Difficulties Bring Out the Best and the Worst

I have come to the conclusion that difficulties bring out the best and the worst in human nature. Among the best, is the inspiring commitment and compassion of doctors, nurses and hospital staff that put their lives on the line every day trying to save the lives of Covid-19 patients. That also goes for the dedication of front line responders like those who work with EMS, police and fire department servants who give so unselfishly of themselves for the sake of the community.

Examples of the worst in human nature are those who live only for themselves, who put their own personal interest and desires above their concern for the impact their careless actions have upon others. They make no personal sacrifices, have no empathy or compassion for the suffering and dying and are determined to live their lives as they so desire no matter what.

Dietrich Bonhoffer, a German pastor, theologian and anti-Nazi dissident lived in the dark days of Hitler’s regime. From the beginning, he was involved in protests against Hitler’s attack on Jews and was part of the movement to overthrow the dictator. He, of course was arrested, put in prison and executed. But not before his powerful letters from Prison found their way into free society.

As an astute spiritual leader observing the good and bad that traumatic times bring out in human beings, Bonhoffer wrote an article on “Stupidity” that seems to fit some of what we are observing in our own traumatic day. Read and ponder his words.

“Stupidity is a more dangerous enemy of the good than malice. One may protest against evil; it can be exposed and, if need be, prevented by use of force. Evil always carries within itself the germ of its own subversion in that it leaves behind in human beings at least a sense of unease. Against stupidity we are defenseless. Neither protests nor the use of force accomplish anything here; reasons fall on deaf ears; facts that contradict one’s prejudgment simply need not be believed – in such moments the stupid person even becomes critical – and when facts are irrefutable they are just pushed aside as inconsequential, as incidental. In all this the stupid person, in contrast to the malicious one, is utterly self-satisfied and, being easily irritated, becomes dangerous by going on the attack. For that reason, greater caution is called for when dealing with a stupid person than with a malicious one.
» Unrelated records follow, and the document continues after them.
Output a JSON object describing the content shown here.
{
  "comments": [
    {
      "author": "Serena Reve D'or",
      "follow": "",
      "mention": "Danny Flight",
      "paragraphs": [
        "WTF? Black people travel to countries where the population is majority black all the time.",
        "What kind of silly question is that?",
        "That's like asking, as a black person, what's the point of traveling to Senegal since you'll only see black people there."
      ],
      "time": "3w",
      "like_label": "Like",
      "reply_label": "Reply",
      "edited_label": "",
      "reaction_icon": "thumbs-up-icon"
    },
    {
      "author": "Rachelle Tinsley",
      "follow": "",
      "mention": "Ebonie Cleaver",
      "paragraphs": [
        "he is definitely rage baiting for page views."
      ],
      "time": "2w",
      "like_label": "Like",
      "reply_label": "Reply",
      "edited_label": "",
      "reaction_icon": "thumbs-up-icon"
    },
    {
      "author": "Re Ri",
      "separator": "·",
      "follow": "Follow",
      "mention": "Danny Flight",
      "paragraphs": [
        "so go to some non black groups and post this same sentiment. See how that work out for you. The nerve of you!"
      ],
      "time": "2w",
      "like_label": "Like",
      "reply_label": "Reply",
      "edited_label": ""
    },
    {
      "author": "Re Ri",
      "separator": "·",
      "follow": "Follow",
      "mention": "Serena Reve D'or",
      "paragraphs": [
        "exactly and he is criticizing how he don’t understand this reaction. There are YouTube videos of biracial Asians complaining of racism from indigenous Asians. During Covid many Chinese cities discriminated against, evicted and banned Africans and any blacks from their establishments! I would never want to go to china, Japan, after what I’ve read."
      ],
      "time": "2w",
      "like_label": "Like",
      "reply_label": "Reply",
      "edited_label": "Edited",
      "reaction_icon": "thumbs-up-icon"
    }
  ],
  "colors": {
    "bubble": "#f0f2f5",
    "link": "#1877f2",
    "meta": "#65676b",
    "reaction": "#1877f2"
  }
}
Never again will we try to persuade the stupid person with reasons, for it is senseless and dangerous.”

James, the brother of our Lord wrote, “If any of you lacks wisdom, he should ask God, who gives generously to all without finding fault, and it will be given to him.”

In His Love,


Difficulties Bring Out the Best and the Worst